Only the lines that contain the string "callout" belong in the answer; pull them from the records.
*** Data to use Section Begins ***
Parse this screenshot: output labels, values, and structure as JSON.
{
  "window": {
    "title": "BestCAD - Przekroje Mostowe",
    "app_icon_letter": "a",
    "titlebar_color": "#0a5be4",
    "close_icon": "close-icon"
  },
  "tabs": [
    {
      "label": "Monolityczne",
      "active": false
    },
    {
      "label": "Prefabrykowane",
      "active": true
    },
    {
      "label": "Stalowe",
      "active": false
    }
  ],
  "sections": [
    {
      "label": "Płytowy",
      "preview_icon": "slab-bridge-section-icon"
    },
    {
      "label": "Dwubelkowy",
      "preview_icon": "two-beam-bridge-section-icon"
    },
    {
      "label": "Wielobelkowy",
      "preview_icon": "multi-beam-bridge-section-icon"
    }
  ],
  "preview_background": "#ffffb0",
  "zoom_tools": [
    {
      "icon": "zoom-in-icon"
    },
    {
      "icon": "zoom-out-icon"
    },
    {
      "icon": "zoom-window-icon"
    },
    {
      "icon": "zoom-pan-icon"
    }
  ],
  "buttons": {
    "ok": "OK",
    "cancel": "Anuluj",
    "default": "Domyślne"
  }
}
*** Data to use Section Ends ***
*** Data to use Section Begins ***
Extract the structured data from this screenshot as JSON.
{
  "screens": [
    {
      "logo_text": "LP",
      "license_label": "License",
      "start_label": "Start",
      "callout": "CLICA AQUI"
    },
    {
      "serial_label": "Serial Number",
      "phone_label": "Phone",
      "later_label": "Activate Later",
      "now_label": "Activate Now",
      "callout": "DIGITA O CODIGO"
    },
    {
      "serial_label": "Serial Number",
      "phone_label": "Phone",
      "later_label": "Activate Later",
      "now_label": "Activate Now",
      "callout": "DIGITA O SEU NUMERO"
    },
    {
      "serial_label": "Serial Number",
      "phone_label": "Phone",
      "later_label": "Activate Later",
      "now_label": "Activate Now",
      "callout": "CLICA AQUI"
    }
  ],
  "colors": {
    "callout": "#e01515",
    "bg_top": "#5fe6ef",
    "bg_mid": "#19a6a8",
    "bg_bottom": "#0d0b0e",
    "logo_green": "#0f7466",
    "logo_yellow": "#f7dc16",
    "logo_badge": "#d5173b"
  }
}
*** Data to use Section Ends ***
• _Output of the task_
      "callout": "CLICA AQUI"
      "callout": "DIGITA O CODIGO"
      "callout": "DIGITA O SEU NUMERO"
      "callout": "CLICA AQUI"
    "callout": "#e01515",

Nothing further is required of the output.